REQUIRED ACTION
The copy you give must match the listing below exactly and contain no pictures.
(PROVIDED DATA)
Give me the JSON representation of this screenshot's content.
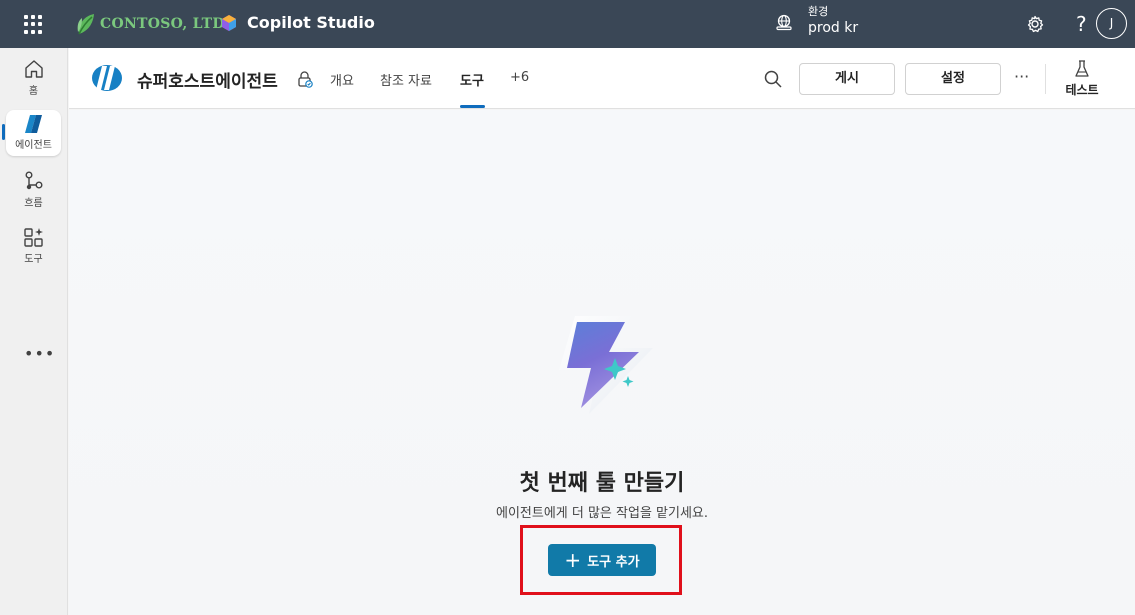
{
  "topbar": {
    "org_name": "CONTOSO, LTD.",
    "product_name": "Copilot Studio",
    "env_label": "환경",
    "env_value": "prod kr",
    "help_glyph": "?",
    "avatar_initial": "J",
    "icons": [
      "app-launcher-icon",
      "contoso-logo-icon",
      "copilot-studio-logo-icon",
      "environment-icon",
      "settings-gear-icon"
    ]
  },
  "rail": {
    "items": [
      {
        "label": "홈",
        "icon": "home-icon"
      },
      {
        "label": "에이전트",
        "icon": "agent-icon",
        "active": true
      },
      {
        "label": "흐름",
        "icon": "flow-icon"
      },
      {
        "label": "도구",
        "icon": "tools-icon"
      }
    ],
    "more": "•••"
  },
  "header": {
    "agent_name": "슈퍼호스트에이전트",
    "tabs": [
      {
        "label": "개요"
      },
      {
        "label": "참조 자료"
      },
      {
        "label": "도구",
        "active": true
      },
      {
        "label": "+6"
      }
    ],
    "publish_label": "게시",
    "settings_label": "설정",
    "more": "···",
    "test_label": "테스트"
  },
  "empty_state": {
    "title": "첫 번째 툴 만들기",
    "subtitle": "에이전트에게 더 많은 작업을 맡기세요.",
    "add_button_label": "도구 추가",
    "icon": "lightning-sparkle-icon"
  },
  "colors": {
    "topbar": "#3a4756",
    "accent": "#117aa8",
    "highlight": "#e0101b",
    "brand_green": "#7bc87e"
  }
}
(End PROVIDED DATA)
TASK SOLUTION
Give me the JSON representation of this screenshot's content.
{
  "topbar": {
    "org_name": "CONTOSO, LTD.",
    "product_name": "Copilot Studio",
    "env_label": "환경",
    "env_value": "prod kr",
    "help_glyph": "?",
    "avatar_initial": "J",
    "icons": [
      "app-launcher-icon",
      "contoso-logo-icon",
      "copilot-studio-logo-icon",
      "environment-icon",
      "settings-gear-icon"
    ]
  },
  "rail": {
    "items": [
      {
        "label": "홈",
        "icon": "home-icon"
      },
      {
        "label": "에이전트",
        "icon": "agent-icon",
        "active": true
      },
      {
        "label": "흐름",
        "icon": "flow-icon"
      },
      {
        "label": "도구",
        "icon": "tools-icon"
      }
    ],
    "more": "•••"
  },
  "header": {
    "agent_name": "슈퍼호스트에이전트",
    "tabs": [
      {
        "label": "개요"
      },
      {
        "label": "참조 자료"
      },
      {
        "label": "도구",
        "active": true
      },
      {
        "label": "+6"
      }
    ],
    "publish_label": "게시",
    "settings_label": "설정",
    "more": "···",
    "test_label": "테스트"
  },
  "empty_state": {
    "title": "첫 번째 툴 만들기",
    "subtitle": "에이전트에게 더 많은 작업을 맡기세요.",
    "add_button_label": "도구 추가",
    "icon": "lightning-sparkle-icon"
  },
  "colors": {
    "topbar": "#3a4756",
    "accent": "#117aa8",
    "highlight": "#e0101b",
    "brand_green": "#7bc87e"
  }
}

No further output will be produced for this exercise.